Global stock markets got off to a strong start on the first trading day of the year after China's central bank announced a fresh dose of monetary policy easing.
U.S. futures were higher and stock markets in Asia and Europe were broadly up Thursday. Hong Kong's benchmark Hang Seng Index rose 1.3% and China's Shanghai Composite gained 1.2%. This came after the People's Bank of China on New Year's Day lowered the amount of reserves banks need to keep on hold at the central bank, essentially freeing up cash for lending into the world's second-largest economy.
Futures tied to the S&P 500 were up 0.5%. Stocks in Europe were broadly higher with the Stoxx Europe 600 and the U.K.'s FTSE 100 up 1% and the French CAC 40 rising 1.3%.
The PBOC announcement reinforces expectations that Beijing will follow through on promises to boost its economic growth in 2020.
"Even if there is bad news you see that central banks have put quite a solid foundation under the market," said Bas van Geffen, a quantitative analyst at Rabobank. "Whatever stimulus the PBOC does in China means the economy will do better, which is good for European exporting firms."
Figures published Thursday meanwhile showed activity in China's factories slowed slightly in December but remained in expansionary territory for the fifth straight month.
Markets were further buoyed by renewed hopes of lessening U.S.-China trade tensions. On Tuesday, after European and Asian markets closed ahead of the new year, President Trump said he would sign a phase-one trade deal with China on Jan. 15.
Gains in European stocks were led by the banking and basic resources sectors, both of which stand to benefit from a pickup in Chinese growth. Europe, and especially Germany, is heavily dependent on exports to China.
Germany's largest banks, Commerzbank and Deutsche Bank, were both up strongly. Aerospace giant Airbus rose more than 3% after Reuters reported it beat a yearly production target.
Markit's purchasing managers index figures for December in the eurozone beat analyst expectations, but continued to show contraction in the industrial part of the economy.

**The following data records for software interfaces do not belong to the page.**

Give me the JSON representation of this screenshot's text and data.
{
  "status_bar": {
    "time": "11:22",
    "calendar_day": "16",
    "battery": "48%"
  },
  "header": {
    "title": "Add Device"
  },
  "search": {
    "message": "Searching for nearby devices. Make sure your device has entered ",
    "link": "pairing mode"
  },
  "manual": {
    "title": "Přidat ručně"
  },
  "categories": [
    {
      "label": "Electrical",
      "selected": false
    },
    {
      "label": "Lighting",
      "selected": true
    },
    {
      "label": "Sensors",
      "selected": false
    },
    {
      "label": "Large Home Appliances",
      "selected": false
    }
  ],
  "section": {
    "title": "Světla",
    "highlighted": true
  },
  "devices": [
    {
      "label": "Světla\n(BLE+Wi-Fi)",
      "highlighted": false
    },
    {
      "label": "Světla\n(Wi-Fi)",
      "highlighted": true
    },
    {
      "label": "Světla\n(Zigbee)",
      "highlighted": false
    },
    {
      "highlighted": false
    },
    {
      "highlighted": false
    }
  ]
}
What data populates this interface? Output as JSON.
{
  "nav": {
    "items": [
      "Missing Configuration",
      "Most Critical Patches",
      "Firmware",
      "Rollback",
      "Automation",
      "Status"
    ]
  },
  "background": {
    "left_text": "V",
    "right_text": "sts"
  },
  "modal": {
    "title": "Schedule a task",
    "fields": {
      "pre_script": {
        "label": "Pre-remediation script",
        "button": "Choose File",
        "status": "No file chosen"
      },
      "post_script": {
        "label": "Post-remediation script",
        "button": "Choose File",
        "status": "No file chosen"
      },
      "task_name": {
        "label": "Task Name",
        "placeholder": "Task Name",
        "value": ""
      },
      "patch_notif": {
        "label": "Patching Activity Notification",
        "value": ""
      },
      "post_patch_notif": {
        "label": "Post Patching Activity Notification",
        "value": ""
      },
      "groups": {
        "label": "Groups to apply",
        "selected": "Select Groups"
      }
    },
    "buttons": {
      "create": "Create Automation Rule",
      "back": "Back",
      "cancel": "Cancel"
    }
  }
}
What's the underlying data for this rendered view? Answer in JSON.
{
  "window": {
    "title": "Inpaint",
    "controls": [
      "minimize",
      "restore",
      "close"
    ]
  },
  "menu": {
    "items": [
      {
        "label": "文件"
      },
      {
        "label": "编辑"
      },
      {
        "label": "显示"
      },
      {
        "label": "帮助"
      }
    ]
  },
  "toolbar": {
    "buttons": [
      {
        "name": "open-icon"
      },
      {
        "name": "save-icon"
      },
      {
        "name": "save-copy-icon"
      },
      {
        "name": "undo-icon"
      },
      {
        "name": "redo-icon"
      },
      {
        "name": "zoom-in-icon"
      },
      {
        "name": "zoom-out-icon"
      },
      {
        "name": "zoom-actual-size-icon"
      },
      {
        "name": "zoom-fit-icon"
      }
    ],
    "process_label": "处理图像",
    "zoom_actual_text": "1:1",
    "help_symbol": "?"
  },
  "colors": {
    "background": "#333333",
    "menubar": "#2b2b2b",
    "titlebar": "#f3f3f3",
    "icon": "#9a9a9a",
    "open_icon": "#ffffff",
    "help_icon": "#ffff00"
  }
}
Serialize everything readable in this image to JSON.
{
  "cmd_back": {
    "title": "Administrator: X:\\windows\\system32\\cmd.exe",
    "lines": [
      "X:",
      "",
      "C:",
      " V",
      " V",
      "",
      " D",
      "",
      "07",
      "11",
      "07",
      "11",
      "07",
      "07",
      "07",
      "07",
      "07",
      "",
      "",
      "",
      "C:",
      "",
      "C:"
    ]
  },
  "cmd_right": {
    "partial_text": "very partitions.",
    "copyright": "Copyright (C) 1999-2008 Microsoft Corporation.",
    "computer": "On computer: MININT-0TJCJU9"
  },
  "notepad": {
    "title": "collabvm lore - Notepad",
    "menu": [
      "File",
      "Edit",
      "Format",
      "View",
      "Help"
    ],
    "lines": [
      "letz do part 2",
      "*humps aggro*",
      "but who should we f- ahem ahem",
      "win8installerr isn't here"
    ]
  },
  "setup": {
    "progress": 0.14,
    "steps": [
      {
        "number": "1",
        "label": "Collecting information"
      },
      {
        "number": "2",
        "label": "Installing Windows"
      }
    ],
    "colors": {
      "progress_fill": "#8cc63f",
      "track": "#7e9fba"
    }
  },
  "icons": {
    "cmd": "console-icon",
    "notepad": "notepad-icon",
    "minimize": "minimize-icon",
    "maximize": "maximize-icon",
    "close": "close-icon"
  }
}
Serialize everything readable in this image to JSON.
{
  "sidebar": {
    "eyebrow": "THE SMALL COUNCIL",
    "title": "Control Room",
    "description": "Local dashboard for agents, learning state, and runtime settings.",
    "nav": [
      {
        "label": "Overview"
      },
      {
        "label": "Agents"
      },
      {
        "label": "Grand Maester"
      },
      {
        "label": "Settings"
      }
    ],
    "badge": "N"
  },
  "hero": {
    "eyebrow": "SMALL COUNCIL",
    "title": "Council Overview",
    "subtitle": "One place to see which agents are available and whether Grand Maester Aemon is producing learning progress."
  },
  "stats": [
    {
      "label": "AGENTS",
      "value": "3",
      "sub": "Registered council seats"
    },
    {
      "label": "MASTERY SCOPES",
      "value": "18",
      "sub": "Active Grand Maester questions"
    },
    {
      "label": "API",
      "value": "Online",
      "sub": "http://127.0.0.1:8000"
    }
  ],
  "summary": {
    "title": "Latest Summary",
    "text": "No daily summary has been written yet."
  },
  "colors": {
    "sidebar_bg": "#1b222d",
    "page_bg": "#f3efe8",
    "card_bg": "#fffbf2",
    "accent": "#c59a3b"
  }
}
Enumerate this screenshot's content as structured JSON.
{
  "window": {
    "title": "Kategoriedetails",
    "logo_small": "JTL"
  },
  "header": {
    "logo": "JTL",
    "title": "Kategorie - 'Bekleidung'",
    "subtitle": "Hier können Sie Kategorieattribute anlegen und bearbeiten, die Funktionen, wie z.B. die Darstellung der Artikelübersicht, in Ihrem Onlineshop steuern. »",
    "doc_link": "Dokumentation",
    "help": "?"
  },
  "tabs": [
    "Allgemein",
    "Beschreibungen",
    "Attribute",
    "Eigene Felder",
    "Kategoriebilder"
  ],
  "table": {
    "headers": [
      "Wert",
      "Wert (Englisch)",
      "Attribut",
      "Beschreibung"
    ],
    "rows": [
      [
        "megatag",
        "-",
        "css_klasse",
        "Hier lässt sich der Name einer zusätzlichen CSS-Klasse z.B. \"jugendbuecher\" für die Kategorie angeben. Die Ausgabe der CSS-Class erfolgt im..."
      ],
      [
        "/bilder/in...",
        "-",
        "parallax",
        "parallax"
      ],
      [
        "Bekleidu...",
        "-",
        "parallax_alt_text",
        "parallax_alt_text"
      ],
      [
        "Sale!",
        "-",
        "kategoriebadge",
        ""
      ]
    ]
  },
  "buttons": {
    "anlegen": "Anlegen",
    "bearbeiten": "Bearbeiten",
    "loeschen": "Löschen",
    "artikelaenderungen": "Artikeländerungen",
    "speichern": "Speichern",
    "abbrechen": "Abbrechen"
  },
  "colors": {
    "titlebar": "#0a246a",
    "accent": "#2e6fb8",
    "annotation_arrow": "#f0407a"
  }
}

Later Thursday, Markit releases December figures on U.S. manufacturing activity and the Labor Department releases weekly initial jobless claims.
Write to Caitlin Ostroff at email@example.com